[[ Recorded data, beginning ]]

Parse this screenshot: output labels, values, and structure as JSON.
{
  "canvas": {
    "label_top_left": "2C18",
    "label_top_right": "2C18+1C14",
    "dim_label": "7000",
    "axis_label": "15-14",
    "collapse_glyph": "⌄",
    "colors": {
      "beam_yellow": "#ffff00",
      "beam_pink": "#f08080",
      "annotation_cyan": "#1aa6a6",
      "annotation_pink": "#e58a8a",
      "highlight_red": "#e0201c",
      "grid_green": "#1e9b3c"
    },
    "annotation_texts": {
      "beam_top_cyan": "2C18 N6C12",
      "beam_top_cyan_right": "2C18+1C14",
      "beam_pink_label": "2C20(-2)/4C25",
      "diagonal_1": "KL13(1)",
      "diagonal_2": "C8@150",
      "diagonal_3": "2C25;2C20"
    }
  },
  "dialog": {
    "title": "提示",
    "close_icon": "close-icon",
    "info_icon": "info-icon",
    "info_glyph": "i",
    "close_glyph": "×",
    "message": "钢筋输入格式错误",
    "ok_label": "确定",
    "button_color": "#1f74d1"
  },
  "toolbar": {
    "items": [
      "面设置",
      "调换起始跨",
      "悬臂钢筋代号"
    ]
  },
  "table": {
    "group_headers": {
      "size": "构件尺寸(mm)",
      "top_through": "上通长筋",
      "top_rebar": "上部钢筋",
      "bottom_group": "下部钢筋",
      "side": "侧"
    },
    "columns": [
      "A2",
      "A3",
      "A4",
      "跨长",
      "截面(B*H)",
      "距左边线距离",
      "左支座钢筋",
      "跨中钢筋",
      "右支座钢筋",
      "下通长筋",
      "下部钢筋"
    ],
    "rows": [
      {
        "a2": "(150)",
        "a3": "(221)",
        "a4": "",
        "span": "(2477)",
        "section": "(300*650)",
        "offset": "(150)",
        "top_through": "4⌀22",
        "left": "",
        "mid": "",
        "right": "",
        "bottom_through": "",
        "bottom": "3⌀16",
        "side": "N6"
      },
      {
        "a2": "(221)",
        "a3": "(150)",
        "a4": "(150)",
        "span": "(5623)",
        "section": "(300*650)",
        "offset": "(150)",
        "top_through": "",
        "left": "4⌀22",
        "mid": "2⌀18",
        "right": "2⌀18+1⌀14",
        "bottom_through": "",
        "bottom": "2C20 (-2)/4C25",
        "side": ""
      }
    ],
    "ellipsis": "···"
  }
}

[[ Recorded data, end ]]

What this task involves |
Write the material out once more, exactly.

Written reply |
Parse this screenshot: output labels, values, and structure as JSON.
{
  "canvas": {
    "label_top_left": "2C18",
    "label_top_right": "2C18+1C14",
    "dim_label": "7000",
    "axis_label": "15-14",
    "collapse_glyph": "⌄",
    "colors": {
      "beam_yellow": "#ffff00",
      "beam_pink": "#f08080",
      "annotation_cyan": "#1aa6a6",
      "annotation_pink": "#e58a8a",
      "highlight_red": "#e0201c",
      "grid_green": "#1e9b3c"
    },
    "annotation_texts": {
      "beam_top_cyan": "2C18 N6C12",
      "beam_top_cyan_right": "2C18+1C14",
      "beam_pink_label": "2C20(-2)/4C25",
      "diagonal_1": "KL13(1)",
      "diagonal_2": "C8@150",
      "diagonal_3": "2C25;2C20"
    }
  },
  "dialog": {
    "title": "提示",
    "close_icon": "close-icon",
    "info_icon": "info-icon",
    "info_glyph": "i",
    "close_glyph": "×",
    "message": "钢筋输入格式错误",
    "ok_label": "确定",
    "button_color": "#1f74d1"
  },
  "toolbar": {
    "items": [
      "面设置",
      "调换起始跨",
      "悬臂钢筋代号"
    ]
  },
  "table": {
    "group_headers": {
      "size": "构件尺寸(mm)",
      "top_through": "上通长筋",
      "top_rebar": "上部钢筋",
      "bottom_group": "下部钢筋",
      "side": "侧"
    },
    "columns": [
      "A2",
      "A3",
      "A4",
      "跨长",
      "截面(B*H)",
      "距左边线距离",
      "左支座钢筋",
      "跨中钢筋",
      "右支座钢筋",
      "下通长筋",
      "下部钢筋"
    ],
    "rows": [
      {
        "a2": "(150)",
        "a3": "(221)",
        "a4": "",
        "span": "(2477)",
        "section": "(300*650)",
        "offset": "(150)",
        "top_through": "4⌀22",
        "left": "",
        "mid": "",
        "right": "",
        "bottom_through": "",
        "bottom": "3⌀16",
        "side": "N6"
      },
      {
        "a2": "(221)",
        "a3": "(150)",
        "a4": "(150)",
        "span": "(5623)",
        "section": "(300*650)",
        "offset": "(150)",
        "top_through": "",
        "left": "4⌀22",
        "mid": "2⌀18",
        "right": "2⌀18+1⌀14",
        "bottom_through": "",
        "bottom": "2C20 (-2)/4C25",
        "side": ""
      }
    ],
    "ellipsis": "···"
  }
}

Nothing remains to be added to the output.